Even if you do regard necessitating consideration of others in these indirect ways as too prescriptive, or contrive an act in somehow insulated such that you can perform it with no impact on your peers, though, the harm principle still falls down. The reason it falls down is the less flippant punchline to the joke I opened with: imagine a libertarian (let’s call him John) and I are crossing the road.
John is an adult, quite a bright bloke, and is alert, sober, wide awake, and fully compos mentis by any measure you choose to take. In spite of this, for whatever reason he doesn’t see the car which is careering around the corner and will, in a moment, flatten his head against the tarmacadam road surface. Would he rather I put my hand in front of him and stopped him from being run over? If the answer is yes, that’s the end of libertarianism.
John would probably want me to rugby-tackle him to the ground, or even chop his legs off with a samurai sword, in extreme enough circumstances (for example, if the car was an SUV travelling at just the right speed to cause an agonising, drawn-out death): if that’s not ‘compelling him, or visiting him with any evil’, it’s not clear what is.
He made the decision to cross the road, and ‘over himself, over his own body and mind, the individual is sovereign’—but he did so with imperfect information. It seems to me abundantly clear therefore that there is some level of misjudgement of danger where it would be moral to intervene.
The most clear-cut examples of this exist at the nanny state level; from government health warnings on packets of cigarettes to legal minimum tyre tread depths, government has a moral duty to protect us, whose brains are so notoriously ill-equipped to comprehend statistics, from doing ourselves a nasty.
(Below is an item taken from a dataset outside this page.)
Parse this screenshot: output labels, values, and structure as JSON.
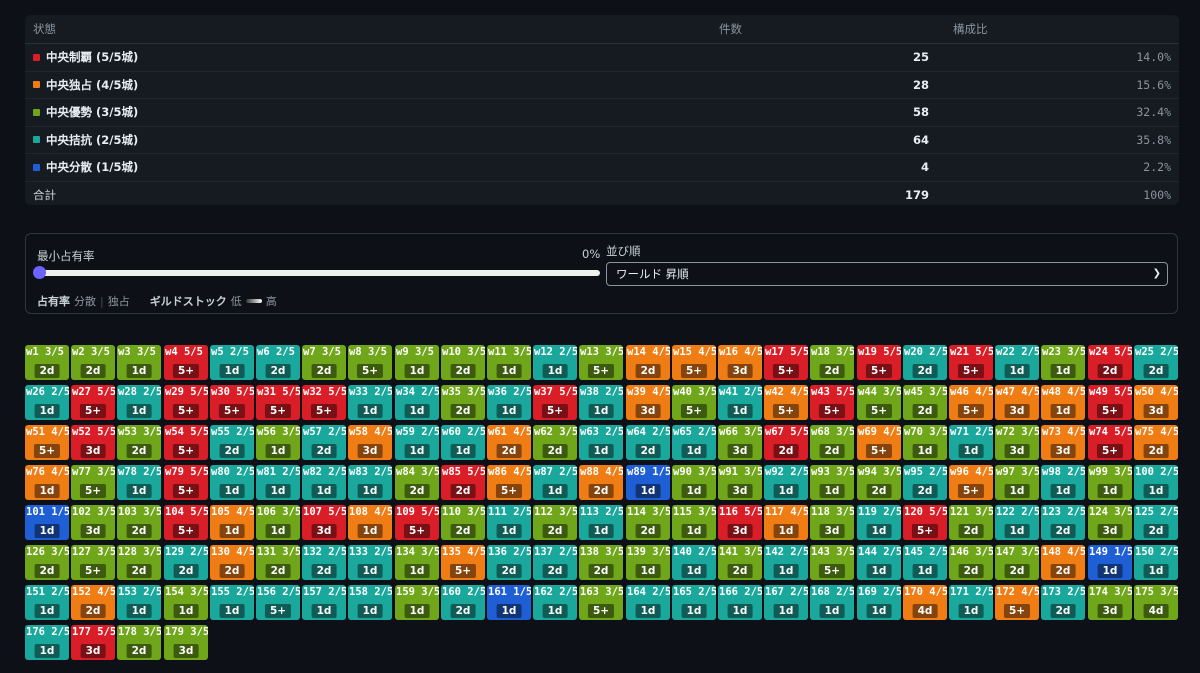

It would be wrong to take this as a vindication of any intervention intended to protect people from themselves. Firstly, freedom is clearly of some importance to human happiness: whether free will is illusory or otherwise, it seems empirical fact that people have more fun when they’re granted the illusion, and allowed to make their own decisions. Secondly, in a world largely comprising shades of grey, the lack of rigorous statistical certainty on many issues leaves us unable to work out whether intervention is right or not; a problem which is especially vivid at the individual level. It’s much trickier to know with certainty how bad an impending road traffic accident is going to be, and thus what evil you should be allowed to visit John with to prevent it, especially in the fraction of second you have to make the decision. John would probably be pretty peeved if I cut his legs off with a samurai sword, and I’d have to be able to demonstrate that I’d saved him from a near-certain, horribly unpleasant fate.
Thus, though we do not know what a perfect moral theory might look like, I cannot see how Mill’s harm principle is a useful contribution to ethics. Indeed, it seems a great shame that Mill gives a heavyweight intellectual’s rubber-stamp to irksome ‘get-your-nanny-state-off-me!’ right-wing–ness. Plus, in tedious sociological recursion, it’s not clear whether our slavish devotion to free will is at least partly a social construct, built thanks to the appeal of the libertarian narrative.
This article has been reproduced here on ad libitum, Journal of the Oxford University Liberal Democrats.